Focus

Focus Archive

Workplace Health Without Borders

November 2011

In the Spring of 2011, a group of occupational hygienists and other activists came together in Toronto, Canada to found Workplace Health Without Borders, a not-for-profit organisation, to address these issues. WHWB hopes to incorporate ideas from, and work with other groups who have set up similar organisations.

Building on ideas explored by occupational hygienists in Norway, the United States and elsewhere, Workplace Health Without Borders has the goal of engaging volunteers in improving workplace health in those regions of the world with under-served worker populations. The focus of WHWB is to provide workers and employers with technical assistance, training and skills development to help them to develop the capacity and infrastructure to manage and improve the health conditions in their workplaces. WHWB intent is also to focus on helping Non-Governmental Organizations (NGOs) who serve communities and workplaces in developing countries to integrate occupational health into their work.

Interest in WHWB is growing rapidly. Nearly 40 people attended a meeting at the AIHce in Portland, USA on 18 May 2011, and everyone who attended agreed to join and volunteer in one capacity or another. There is still a need for enthusiastic volunteers. Whatever your area of interest, if you are interested in the concept of a globally active occupational hygiene group, there is a place for you with WHWB.

The WHWB web site www.whwb.org contains links to other resources and relevant organisations.

WHWB's Vision - A world where workers do not get sick because of their work.

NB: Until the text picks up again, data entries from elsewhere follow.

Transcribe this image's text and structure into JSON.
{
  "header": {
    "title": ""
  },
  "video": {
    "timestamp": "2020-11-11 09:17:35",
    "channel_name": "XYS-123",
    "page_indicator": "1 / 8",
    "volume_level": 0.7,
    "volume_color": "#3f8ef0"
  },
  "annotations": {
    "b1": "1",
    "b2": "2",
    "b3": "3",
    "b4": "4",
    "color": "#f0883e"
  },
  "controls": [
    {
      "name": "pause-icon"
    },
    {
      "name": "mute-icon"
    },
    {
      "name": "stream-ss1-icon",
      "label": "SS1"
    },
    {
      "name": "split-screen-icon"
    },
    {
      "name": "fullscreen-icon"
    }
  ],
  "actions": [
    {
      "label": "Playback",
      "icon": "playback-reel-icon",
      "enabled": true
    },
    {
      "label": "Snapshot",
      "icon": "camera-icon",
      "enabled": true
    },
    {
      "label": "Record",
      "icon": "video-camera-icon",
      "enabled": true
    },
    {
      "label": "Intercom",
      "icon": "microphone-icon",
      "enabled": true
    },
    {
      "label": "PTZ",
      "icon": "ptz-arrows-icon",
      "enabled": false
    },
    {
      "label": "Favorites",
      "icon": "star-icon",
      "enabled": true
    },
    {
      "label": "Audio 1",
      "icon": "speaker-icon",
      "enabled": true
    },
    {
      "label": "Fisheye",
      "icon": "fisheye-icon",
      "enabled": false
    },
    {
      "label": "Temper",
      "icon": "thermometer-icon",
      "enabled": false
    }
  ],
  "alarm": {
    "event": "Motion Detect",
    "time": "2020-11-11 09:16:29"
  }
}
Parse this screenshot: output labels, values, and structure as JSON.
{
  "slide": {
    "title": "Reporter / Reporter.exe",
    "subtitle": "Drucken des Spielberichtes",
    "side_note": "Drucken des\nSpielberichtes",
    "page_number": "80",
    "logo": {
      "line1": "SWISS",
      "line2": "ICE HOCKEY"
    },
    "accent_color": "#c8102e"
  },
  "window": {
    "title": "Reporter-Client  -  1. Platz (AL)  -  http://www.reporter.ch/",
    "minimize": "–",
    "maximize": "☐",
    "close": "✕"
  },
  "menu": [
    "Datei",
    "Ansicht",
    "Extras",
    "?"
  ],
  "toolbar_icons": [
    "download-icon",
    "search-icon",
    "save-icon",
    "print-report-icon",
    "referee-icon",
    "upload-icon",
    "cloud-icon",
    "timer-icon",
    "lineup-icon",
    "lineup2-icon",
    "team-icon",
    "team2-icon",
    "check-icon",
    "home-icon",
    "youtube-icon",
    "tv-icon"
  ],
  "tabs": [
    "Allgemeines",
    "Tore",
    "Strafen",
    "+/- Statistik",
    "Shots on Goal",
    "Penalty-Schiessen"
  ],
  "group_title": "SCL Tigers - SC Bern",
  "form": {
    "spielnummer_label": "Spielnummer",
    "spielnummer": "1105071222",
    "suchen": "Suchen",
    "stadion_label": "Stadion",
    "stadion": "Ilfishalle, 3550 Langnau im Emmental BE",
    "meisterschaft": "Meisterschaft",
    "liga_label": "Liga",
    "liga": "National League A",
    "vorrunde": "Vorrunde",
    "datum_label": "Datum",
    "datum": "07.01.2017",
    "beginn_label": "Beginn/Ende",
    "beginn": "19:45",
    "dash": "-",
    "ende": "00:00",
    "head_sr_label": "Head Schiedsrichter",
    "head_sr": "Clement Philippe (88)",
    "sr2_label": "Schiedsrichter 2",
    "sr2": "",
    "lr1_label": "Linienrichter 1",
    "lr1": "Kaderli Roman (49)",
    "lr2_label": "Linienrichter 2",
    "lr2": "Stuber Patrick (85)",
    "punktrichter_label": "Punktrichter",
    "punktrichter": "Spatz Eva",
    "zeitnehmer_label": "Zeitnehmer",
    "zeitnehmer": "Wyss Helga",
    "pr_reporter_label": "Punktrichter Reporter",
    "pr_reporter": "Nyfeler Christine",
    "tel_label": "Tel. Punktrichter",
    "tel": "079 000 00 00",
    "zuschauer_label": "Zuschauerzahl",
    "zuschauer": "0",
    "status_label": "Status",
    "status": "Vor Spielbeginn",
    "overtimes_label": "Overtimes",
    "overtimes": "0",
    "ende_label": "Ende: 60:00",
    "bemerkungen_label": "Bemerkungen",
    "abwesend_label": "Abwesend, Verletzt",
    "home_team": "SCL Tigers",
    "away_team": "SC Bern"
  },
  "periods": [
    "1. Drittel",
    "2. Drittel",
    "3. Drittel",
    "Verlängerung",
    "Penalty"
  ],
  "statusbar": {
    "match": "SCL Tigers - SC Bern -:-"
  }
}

According to the World Health Organization (WHO), almost 2/3 of the world's 3 billion workers are employed in unhealthy and unsafe working conditions. The International Labour Organization (ILO) reports nearly 2 million deaths each year from occupational disease. In addition, about 160 million of the world's workers get sick every year due to non-fatal occupational diseases. Most of the world's workers do not have access to occupational hygiene expertise. They lack the resources, knowledge and technology to identify and control workplace exposure to disease-causing agents such as chemicals, microorganisms, noise and radiation.